_Exercise brief_: Below are the records. Gather each line that holds "Alcaldía".

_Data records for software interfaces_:
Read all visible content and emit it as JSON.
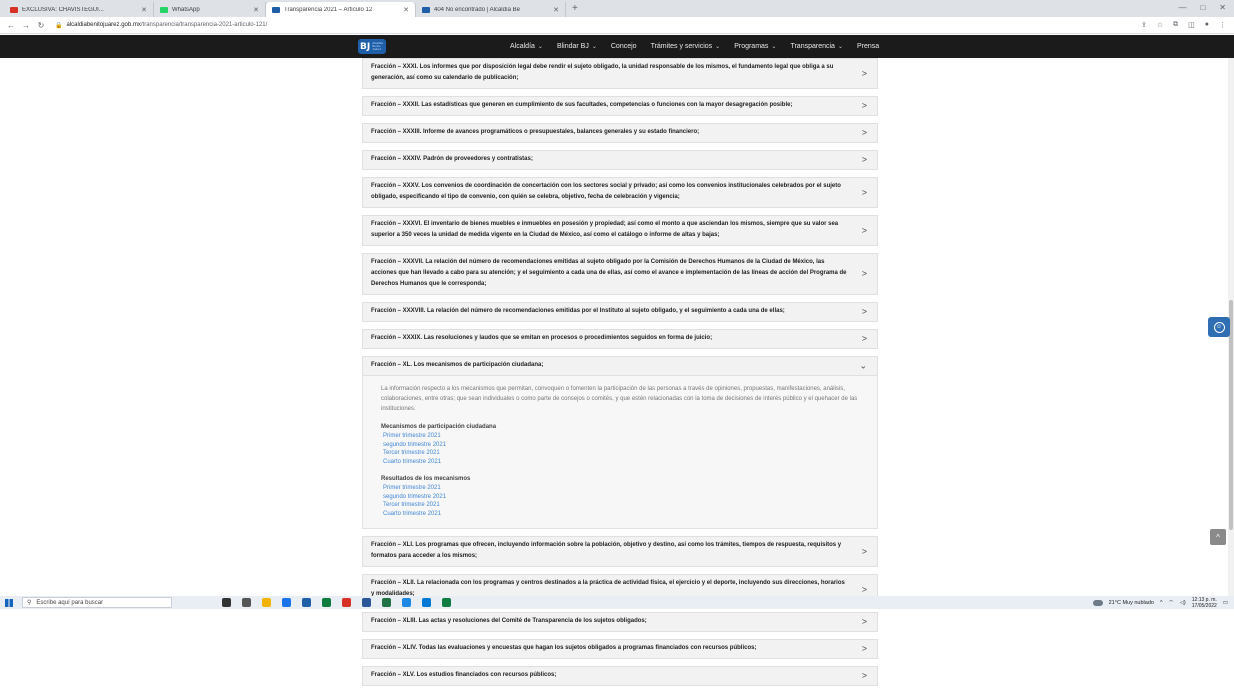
{
  "browser": {
    "tabs": [
      {
        "label": "EXCLUSIVA: CHAVISTEGUI...",
        "color": "#d93025",
        "active": false
      },
      {
        "label": "WhatsApp",
        "color": "#25d366",
        "active": false
      },
      {
        "label": "Transparencia 2021 – Artículo 12",
        "color": "#1e5fa8",
        "active": true
      },
      {
        "label": "404 No encontrado | Alcaldía Be",
        "color": "#1e5fa8",
        "active": false
      }
    ],
    "new_tab": "+",
    "url_host": "alcaldiabenitojuarez.gob.mx",
    "url_path": "/transparencia/transparencia-2021-articulo-121/"
  },
  "site": {
    "logo_text": "BJ",
    "logo_sub": "Alcaldía Benito Juárez",
    "nav": [
      {
        "label": "Alcaldía",
        "dropdown": true
      },
      {
        "label": "Blindar BJ",
        "dropdown": true
      },
      {
        "label": "Concejo",
        "dropdown": false
      },
      {
        "label": "Trámites y servicios",
        "dropdown": true
      },
      {
        "label": "Programas",
        "dropdown": true
      },
      {
        "label": "Transparencia",
        "dropdown": true
      },
      {
        "label": "Prensa",
        "dropdown": false
      }
    ]
  },
  "fractions_before": [
    "Fracción – XXXI. Los informes que por disposición legal debe rendir el sujeto obligado, la unidad responsable de los mismos, el fundamento legal que obliga a su generación, así como su calendario de publicación;",
    "Fracción – XXXII. Las estadísticas que generen en cumplimiento de sus facultades, competencias o funciones con la mayor desagregación posible;",
    "Fracción – XXXIII. Informe de avances programáticos o presupuestales, balances generales y su estado financiero;",
    "Fracción – XXXIV. Padrón de proveedores y contratistas;",
    "Fracción – XXXV. Los convenios de coordinación de concertación con los sectores social y privado; así como los convenios institucionales celebrados por el sujeto obligado, especificando el tipo de convenio, con quién se celebra, objetivo, fecha de celebración y vigencia;",
    "Fracción – XXXVI. El inventario de bienes muebles e inmuebles en posesión y propiedad; así como el monto a que asciendan los mismos, siempre que su valor sea superior a 350 veces la unidad de medida vigente en la Ciudad de México, así como el catálogo o informe de altas y bajas;",
    "Fracción – XXXVII. La relación del número de recomendaciones emitidas al sujeto obligado por la Comisión de Derechos Humanos de la Ciudad de México, las acciones que han llevado a cabo para su atención; y el seguimiento a cada una de ellas, así como el avance e implementación de las líneas de acción del Programa de Derechos Humanos que le corresponda;",
    "Fracción – XXXVIII. La relación del número de recomendaciones emitidas por el Instituto al sujeto obligado, y el seguimiento a cada una de ellas;",
    "Fracción – XXXIX. Las resoluciones y laudos que se emitan en procesos o procedimientos seguidos en forma de juicio;"
  ],
  "expanded": {
    "title": "Fracción – XL. Los mecanismos de participación ciudadana;",
    "description": "La información respecto a los mecanismos que permitan, convoquen o fomenten la participación de las personas a través de opiniones, propuestas, manifestaciones, análisis, colaboraciones, entre otras; que sean individuales o como parte de consejos o comités, y que estén relacionadas con la toma de decisiones de interés público y el quehacer de las instituciones.",
    "group1_title": "Mecanismos de participación ciudadana",
    "group1_links": [
      "Primer trimestre 2021",
      "segundo trimestre 2021",
      "Tercer trimestre 2021",
      "Cuarto trimestre 2021"
    ],
    "group2_title": "Resultados de los mecanismos",
    "group2_links": [
      "Primer trimestre 2021",
      "segundo trimestre 2021",
      "Tercer trimestre 2021",
      "Cuarto trimestre 2021"
    ]
  },
  "fractions_after": [
    "Fracción – XLI. Los programas que ofrecen, incluyendo información sobre la población, objetivo y destino, así como los trámites, tiempos de respuesta, requisitos y formatos para acceder a los mismos;",
    "Fracción – XLII. La relacionada con los programas y centros destinados a la práctica de actividad física, el ejercicio y el deporte, incluyendo sus direcciones, horarios y modalidades;",
    "Fracción – XLIII. Las actas y resoluciones del Comité de Transparencia de los sujetos obligados;",
    "Fracción – XLIV. Todas las evaluaciones y encuestas que hagan los sujetos obligados a programas financiados con recursos públicos;",
    "Fracción – XLV. Los estudios financiados con recursos públicos;"
  ],
  "taskbar": {
    "search_placeholder": "Escribe aquí para buscar",
    "weather": "21°C Muy nublado",
    "time": "12:13 p. m.",
    "date": "17/05/2022",
    "app_colors": [
      "#333333",
      "#555555",
      "#f0b400",
      "#1a73e8",
      "#1e5fa8",
      "#0f7b3e",
      "#d93025",
      "#2b579a",
      "#217346",
      "#1e88e5",
      "#0078d4",
      "#107c41"
    ]
  },
  "icons": {
    "row_collapsed": ">",
    "row_expanded": "⌄",
    "accessibility": "accessibility-icon",
    "back_to_top": "^"
  }
}
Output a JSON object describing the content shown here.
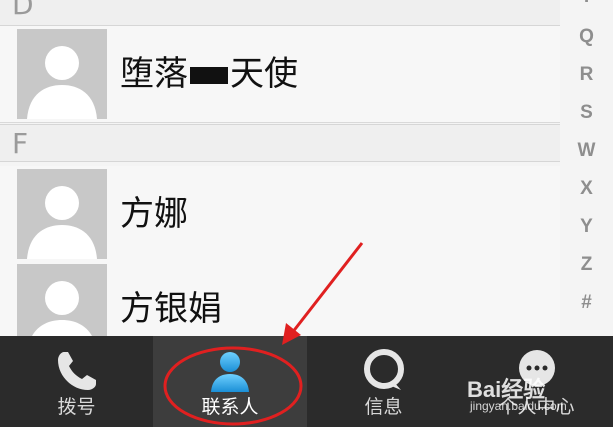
{
  "sections": [
    {
      "letter": "D",
      "contacts": [
        "堕落",
        "天使"
      ]
    },
    {
      "letter": "F",
      "contacts": [
        "方娜",
        "方银娟"
      ]
    }
  ],
  "contact_row1": {
    "name_part1": "堕落",
    "name_part2": "天使"
  },
  "contact_row2": {
    "name": "方娜"
  },
  "contact_row3": {
    "name": "方银娟"
  },
  "index_letters": [
    "T",
    "Q",
    "R",
    "S",
    "W",
    "X",
    "Y",
    "Z",
    "#"
  ],
  "tabs": [
    {
      "id": "dial",
      "label": "拨号",
      "icon": "phone-icon",
      "active": false
    },
    {
      "id": "contacts",
      "label": "联系人",
      "icon": "contact-person-icon",
      "active": true
    },
    {
      "id": "messages",
      "label": "信息",
      "icon": "message-bubble-icon",
      "active": false
    },
    {
      "id": "profile",
      "label": "个人中心",
      "icon": "chat-dots-icon",
      "active": false
    }
  ],
  "annotation": {
    "color": "#e02020"
  },
  "watermark": {
    "text": "Bai经验",
    "sub": "jingyan.baidu.com"
  }
}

_Problem solution_:
        "label": "404 No encontrado | Alcaldía Be",
    "logo_sub": "Alcaldía Benito Juárez",
        "label": "Alcaldía",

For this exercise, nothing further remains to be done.